These few words struck me on so many levels. First and foremost they snapped this wandering and undisciplined mind back to the importance - and urgency - of this practice. There is precious little time for meditation, even under the most fortunate circumstances in which I find myself. There are responsibilities and everyday duties and chores to be done, yes. But then what? Now comes and goes regardless of whether I choose to be aware or not, and to waste time with regret over missed opportunities would only insure further neglect.


I'm relatively certain that neither Dr. King nor Sen. Obama would have imagined that these words might serve as inspiration for a struggling Buddhist to regain her bearings on this path. I don't think either would mind.


As I was reflecting on this, I remembered something I had read in "Food for the Heart". Finishing a talk on the benefits of practice, Ajahn Chah encouraged his students not to let time roll by unused and without purpose. He ended with this Lao folk-saying:

Many rounds of merriment and pleasure have passed; soon it will be evening. Now, drunk with tears, rest and see. Before long it will be too late to finish the journey.

I know I have read this many times, but without really noticing it. When I opened the book to find this saying to share here, I went right to it.

(The entire text of Dr. King's speech can be found here.)



2 comments:

Dhamma81 said...

I guess it shows that with the right mindset, anything can be used for the Dhamma.
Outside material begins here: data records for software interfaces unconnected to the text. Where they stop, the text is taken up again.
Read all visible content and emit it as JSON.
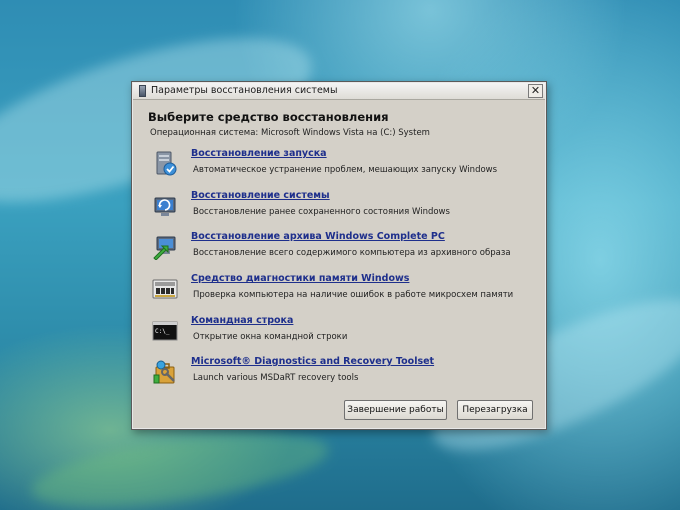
{
  "window": {
    "title": "Параметры восстановления системы",
    "close_glyph": "✕"
  },
  "heading": "Выберите средство восстановления",
  "os_info": "Операционная система: Microsoft Windows Vista на (C:) System",
  "tools": [
    {
      "label": "Восстановление запуска",
      "description": "Автоматическое устранение проблем, мешающих запуску Windows",
      "icon": "startup-repair-icon"
    },
    {
      "label": "Восстановление системы",
      "description": "Восстановление ранее сохраненного состояния Windows",
      "icon": "system-restore-icon"
    },
    {
      "label": "Восстановление архива Windows Complete PC",
      "description": "Восстановление всего содержимого компьютера из архивного образа",
      "icon": "complete-pc-restore-icon"
    },
    {
      "label": "Средство диагностики памяти Windows",
      "description": "Проверка компьютера на наличие ошибок в работе микросхем памяти",
      "icon": "memory-diagnostic-icon"
    },
    {
      "label": "Командная строка",
      "description": "Открытие окна командной строки",
      "icon": "command-prompt-icon"
    },
    {
      "label": "Microsoft® Diagnostics and Recovery Toolset",
      "description": "Launch various MSDaRT recovery tools",
      "icon": "dart-toolset-icon"
    }
  ],
  "buttons": {
    "shutdown": "Завершение работы",
    "restart": "Перезагрузка"
  }
}
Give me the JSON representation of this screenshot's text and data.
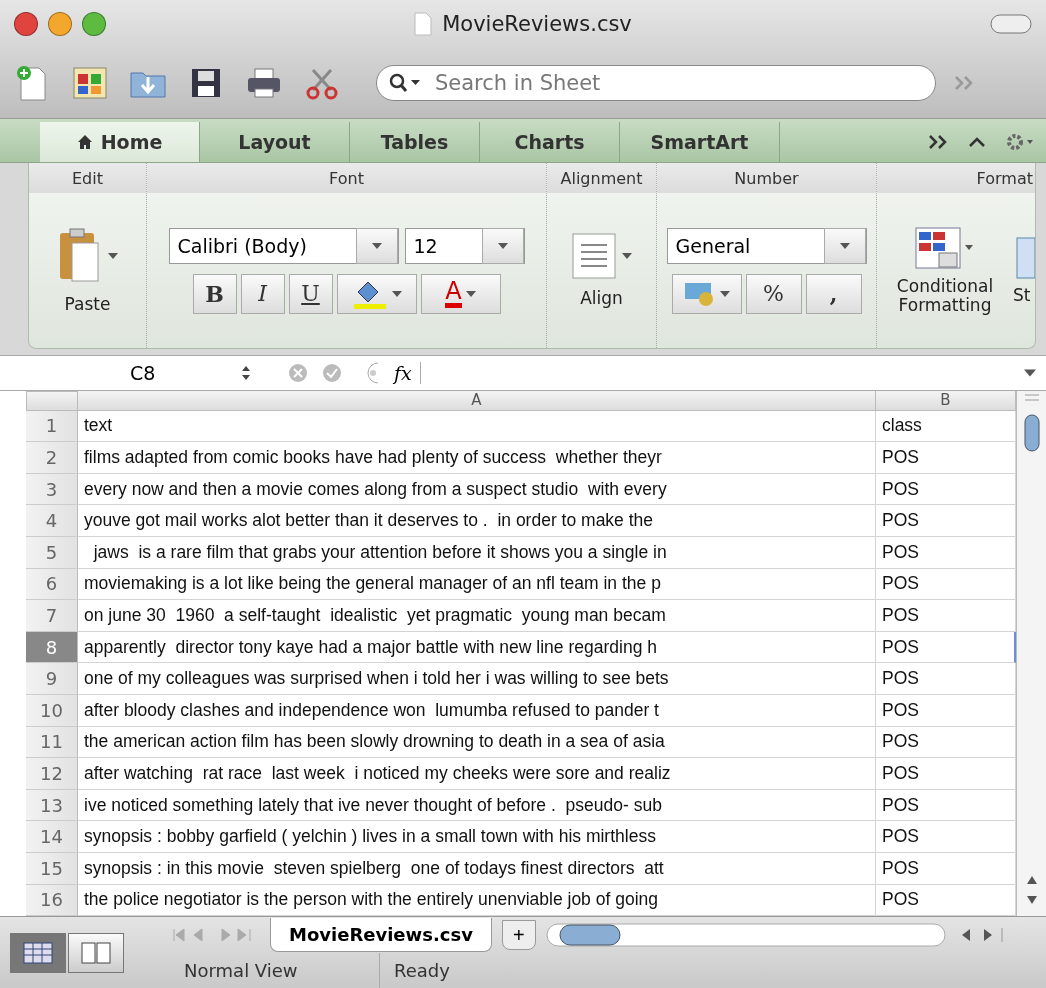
{
  "window": {
    "title": "MovieReviews.csv"
  },
  "toolbar": {
    "search": {
      "placeholder": "Search in Sheet"
    }
  },
  "tabs": [
    {
      "label": "Home",
      "selected": true
    },
    {
      "label": "Layout",
      "selected": false
    },
    {
      "label": "Tables",
      "selected": false
    },
    {
      "label": "Charts",
      "selected": false
    },
    {
      "label": "SmartArt",
      "selected": false
    }
  ],
  "ribbon": {
    "groups": [
      "Edit",
      "Font",
      "Alignment",
      "Number",
      "Format"
    ],
    "paste": "Paste",
    "font_name": "Calibri (Body)",
    "font_size": "12",
    "bold": "B",
    "italic": "I",
    "underline": "U",
    "font_color": "A",
    "align": "Align",
    "number_format": "General",
    "percent": "%",
    "comma": ",",
    "conditional": "Conditional Formatting",
    "styles": "St"
  },
  "formula_bar": {
    "cell": "C8",
    "fx": "fx"
  },
  "table": {
    "columns": [
      "A",
      "B"
    ],
    "rows": [
      {
        "n": "1",
        "a": "text",
        "b": "class",
        "selected": false
      },
      {
        "n": "2",
        "a": "films adapted from comic books have had plenty of success  whether theyr",
        "b": "POS",
        "selected": false
      },
      {
        "n": "3",
        "a": "every now and then a movie comes along from a suspect studio  with every",
        "b": "POS",
        "selected": false
      },
      {
        "n": "4",
        "a": "youve got mail works alot better than it deserves to .  in order to make the",
        "b": "POS",
        "selected": false
      },
      {
        "n": "5",
        "a": "  jaws  is a rare film that grabs your attention before it shows you a single in",
        "b": "POS",
        "selected": false
      },
      {
        "n": "6",
        "a": "moviemaking is a lot like being the general manager of an nfl team in the p",
        "b": "POS",
        "selected": false
      },
      {
        "n": "7",
        "a": "on june 30  1960  a self-taught  idealistic  yet pragmatic  young man becam",
        "b": "POS",
        "selected": false
      },
      {
        "n": "8",
        "a": "apparently  director tony kaye had a major battle with new line regarding h",
        "b": "POS",
        "selected": true
      },
      {
        "n": "9",
        "a": "one of my colleagues was surprised when i told her i was willing to see bets",
        "b": "POS",
        "selected": false
      },
      {
        "n": "10",
        "a": "after bloody clashes and independence won  lumumba refused to pander t",
        "b": "POS",
        "selected": false
      },
      {
        "n": "11",
        "a": "the american action film has been slowly drowning to death in a sea of asia",
        "b": "POS",
        "selected": false
      },
      {
        "n": "12",
        "a": "after watching  rat race  last week  i noticed my cheeks were sore and realiz",
        "b": "POS",
        "selected": false
      },
      {
        "n": "13",
        "a": "ive noticed something lately that ive never thought of before .  pseudo- sub",
        "b": "POS",
        "selected": false
      },
      {
        "n": "14",
        "a": "synopsis : bobby garfield ( yelchin ) lives in a small town with his mirthless",
        "b": "POS",
        "selected": false
      },
      {
        "n": "15",
        "a": "synopsis : in this movie  steven spielberg  one of todays finest directors  att",
        "b": "POS",
        "selected": false
      },
      {
        "n": "16",
        "a": "the police negotiator is the person with the entirely unenviable job of going",
        "b": "POS",
        "selected": false
      }
    ]
  },
  "sheet_tabs": [
    {
      "label": "MovieReviews.csv",
      "selected": true
    }
  ],
  "add_sheet": "+",
  "views": [
    {
      "kind": "normal",
      "selected": true
    },
    {
      "kind": "layout",
      "selected": false
    }
  ],
  "status_bar": {
    "view": "Normal View",
    "state": "Ready"
  }
}
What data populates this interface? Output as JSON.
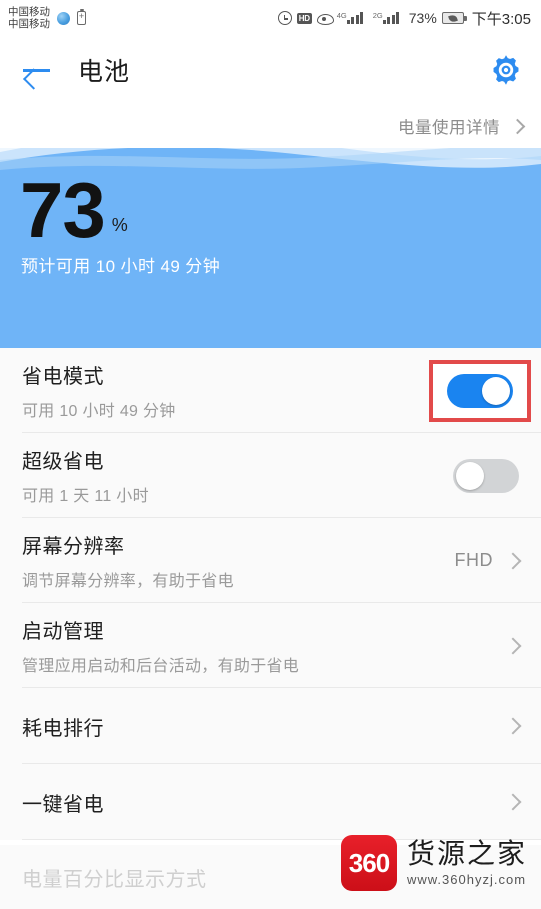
{
  "statusbar": {
    "carrier_line1": "中国移动",
    "carrier_line2": "中国移动",
    "icons": [
      "globe-icon",
      "charging-battery-icon",
      "alarm-icon",
      "hd-icon",
      "eye-icon",
      "signal-4g-icon",
      "signal-2g-icon"
    ],
    "signal_4g_label": "4G",
    "signal_2g_label": "2G",
    "battery_percent": "73%",
    "battery_icon": "battery-saver-leaf-icon",
    "clock": "下午3:05"
  },
  "appbar": {
    "back_icon": "back-arrow-icon",
    "title": "电池",
    "settings_icon": "gear-icon"
  },
  "detail_link": {
    "label": "电量使用详情",
    "chevron": "chevron-right-icon"
  },
  "battery_panel": {
    "level": "73",
    "percent_sign": "%",
    "estimate": "预计可用 10 小时 49 分钟",
    "bg_color": "#6fb4f7",
    "wave_color_light": "#eaf4fd",
    "wave_color_mid": "#9ccdf9"
  },
  "settings": {
    "rows": [
      {
        "title": "省电模式",
        "subtitle": "可用 10 小时 49 分钟",
        "control": "toggle",
        "toggle_state": "on",
        "highlighted": true,
        "accent": "#1a84f0"
      },
      {
        "title": "超级省电",
        "subtitle": "可用 1 天 11 小时",
        "control": "toggle",
        "toggle_state": "off",
        "highlighted": false
      },
      {
        "title": "屏幕分辨率",
        "subtitle": "调节屏幕分辨率，有助于省电",
        "control": "value-chevron",
        "value": "FHD"
      },
      {
        "title": "启动管理",
        "subtitle": "管理应用启动和后台活动，有助于省电",
        "control": "chevron"
      },
      {
        "title": "耗电排行",
        "subtitle": "",
        "control": "chevron"
      },
      {
        "title": "一键省电",
        "subtitle": "",
        "control": "chevron"
      }
    ],
    "footer_row_title": "电量百分比显示方式"
  },
  "watermark": {
    "logo_text": "360",
    "brand": "货源之家",
    "url": "www.360hyzj.com",
    "logo_color": "#d81420"
  }
}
I never realized it was a speech by Dr. King until I saw his name. It comes off like a hard hitting Ajahn Maha Boowa Dhamma talk. It goes to show that one can find gems of Dhamma in many different things throughtout life. Even though he was a Christian Minister his call to urgency and personal accountability for our actions was not much different then a forest Ajahn.

puthujjana said...

Ajahn Chah said that everything teaches us. I've found that to be true.

Kris